READ ALSO Regions summit focuses on housing problems, workforce shortages

Some of the more acute needs include $200 million for the repair, maintenance and improvement of housing in remote Indigenous communities; $100m for crisis and transitional housing for women and children impacted by family and domestic violence and older women at risk of homelessness; and $30m to build housing for veterans who are at risk of homelessness.

“This will mean more homes for key workers, more affordable homes for Australian renters, and more homes for those most in need,” a joint statement reads. “The Housing Australia Future Fund is backed by numerous stakeholders, including housing experts, community housing providers, and every state and territory Housing Minister.”

But rather than being a direct one-off cash injection by government, the HAFF is an investment fund that – in theory – will provide a long-running supply of housing funding for years to come, with the annual returns from that fund being used to fund its construction.

But the Greens have argued that if the fund loses money over a year, that would mean there would be no funds available for housing in the next year.

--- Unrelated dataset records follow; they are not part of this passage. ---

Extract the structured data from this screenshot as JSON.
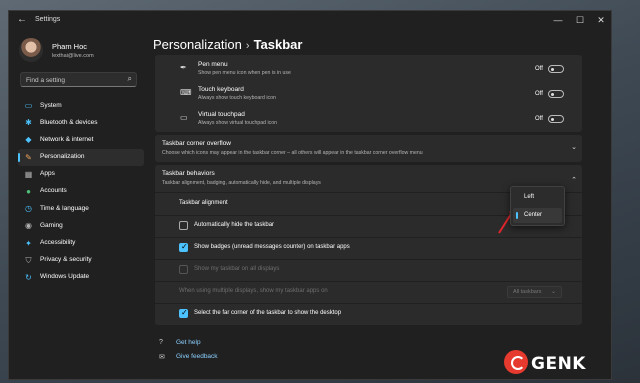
{
  "window": {
    "title": "Settings",
    "back": "←",
    "minimize": "—",
    "maximize": "☐",
    "close": "✕"
  },
  "profile": {
    "name": "Pham Hoc",
    "email": "lexthai@live.com"
  },
  "search": {
    "placeholder": "Find a setting"
  },
  "nav": [
    {
      "label": "System",
      "icon": "monitor-icon",
      "glyph": "▭",
      "color": "#4cc2ff"
    },
    {
      "label": "Bluetooth & devices",
      "icon": "bluetooth-icon",
      "glyph": "✱",
      "color": "#4cc2ff"
    },
    {
      "label": "Network & internet",
      "icon": "wifi-icon",
      "glyph": "◆",
      "color": "#4cc2ff"
    },
    {
      "label": "Personalization",
      "icon": "brush-icon",
      "glyph": "✎",
      "color": "#f0a35e"
    },
    {
      "label": "Apps",
      "icon": "apps-icon",
      "glyph": "▦",
      "color": "#b0b0b0"
    },
    {
      "label": "Accounts",
      "icon": "person-icon",
      "glyph": "●",
      "color": "#4ec27a"
    },
    {
      "label": "Time & language",
      "icon": "globe-clock-icon",
      "glyph": "◷",
      "color": "#4cc2ff"
    },
    {
      "label": "Gaming",
      "icon": "gamepad-icon",
      "glyph": "◉",
      "color": "#b0b0b0"
    },
    {
      "label": "Accessibility",
      "icon": "accessibility-icon",
      "glyph": "✦",
      "color": "#4cc2ff"
    },
    {
      "label": "Privacy & security",
      "icon": "shield-icon",
      "glyph": "⛉",
      "color": "#b0b0b0"
    },
    {
      "label": "Windows Update",
      "icon": "update-icon",
      "glyph": "↻",
      "color": "#4cc2ff"
    }
  ],
  "breadcrumb": {
    "parent": "Personalization",
    "separator": "›",
    "current": "Taskbar"
  },
  "corner_icons": [
    {
      "title": "Pen menu",
      "desc": "Show pen menu icon when pen is in use",
      "state": "Off",
      "icon": "pen-icon",
      "glyph": "✒"
    },
    {
      "title": "Touch keyboard",
      "desc": "Always show touch keyboard icon",
      "state": "Off",
      "icon": "keyboard-icon",
      "glyph": "⌨"
    },
    {
      "title": "Virtual touchpad",
      "desc": "Always show virtual touchpad icon",
      "state": "Off",
      "icon": "touchpad-icon",
      "glyph": "▭"
    }
  ],
  "overflow": {
    "title": "Taskbar corner overflow",
    "desc": "Choose which icons may appear in the taskbar corner – all others will appear in the taskbar corner overflow menu",
    "chevron": "⌄"
  },
  "behaviors": {
    "title": "Taskbar behaviors",
    "desc": "Taskbar alignment, badging, automatically hide, and multiple displays",
    "chevron": "⌃",
    "alignment_label": "Taskbar alignment",
    "auto_hide": "Automatically hide the taskbar",
    "badges": "Show badges (unread messages counter) on taskbar apps",
    "all_displays": "Show my taskbar on all displays",
    "multi_label": "When using multiple displays, show my taskbar apps on",
    "multi_value": "All taskbars",
    "multi_chevron": "⌄",
    "far_corner": "Select the far corner of the taskbar to show the desktop"
  },
  "alignment_menu": {
    "options": [
      "Left",
      "Center"
    ],
    "selected": "Center"
  },
  "links": {
    "help": "Get help",
    "feedback": "Give feedback",
    "help_glyph": "?",
    "feedback_glyph": "✉"
  },
  "watermark": {
    "text": "GENK"
  },
  "colors": {
    "accent": "#4cc2ff",
    "annotation_arrow": "#e3262d"
  }
}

In response to the Greens’ concerns, an amendment to guarantee a minimum spend of $500m each year was inserted into the legislation.

An additional concession made to gain the support of the Greens was the announcement of $3b in direct funding, separate from the HAFF, for public and community housing, and a guarantee that 1200 homes will be built in each state and territory in the next five years to ensure an equitable distribution of the money.

READ ALSO Claims the interim Territory Plan will send housing density backwards refuted by government

Also separate from the HAFF, the Government announced in June that $2b would be made available almost immediately for what it called the Social Housing Accelerator.

In a 17 June statement, the PM said this would “create thousands of homes for Australians on social housing waiting lists, and will increase housing supply sooner, with all funding to be committed by states and territories within two years ending 30 June, 2025”.

Join the conversation

All Comments
  • All Comments
  • Website Comments

Now just have to find builders that aren’t going belly up

Aussie tax payer dollars to go to house all the migrants coming into Australia?

Daily Digest

Want the best Canberra news delivered daily? Every day we package the most popular Riotact stories and send them straight to your inbox. Sign-up now for trusted local news that will never be behind a paywall.

By submitting your email address you are agreeing to Region Group's terms and conditions and privacy policy.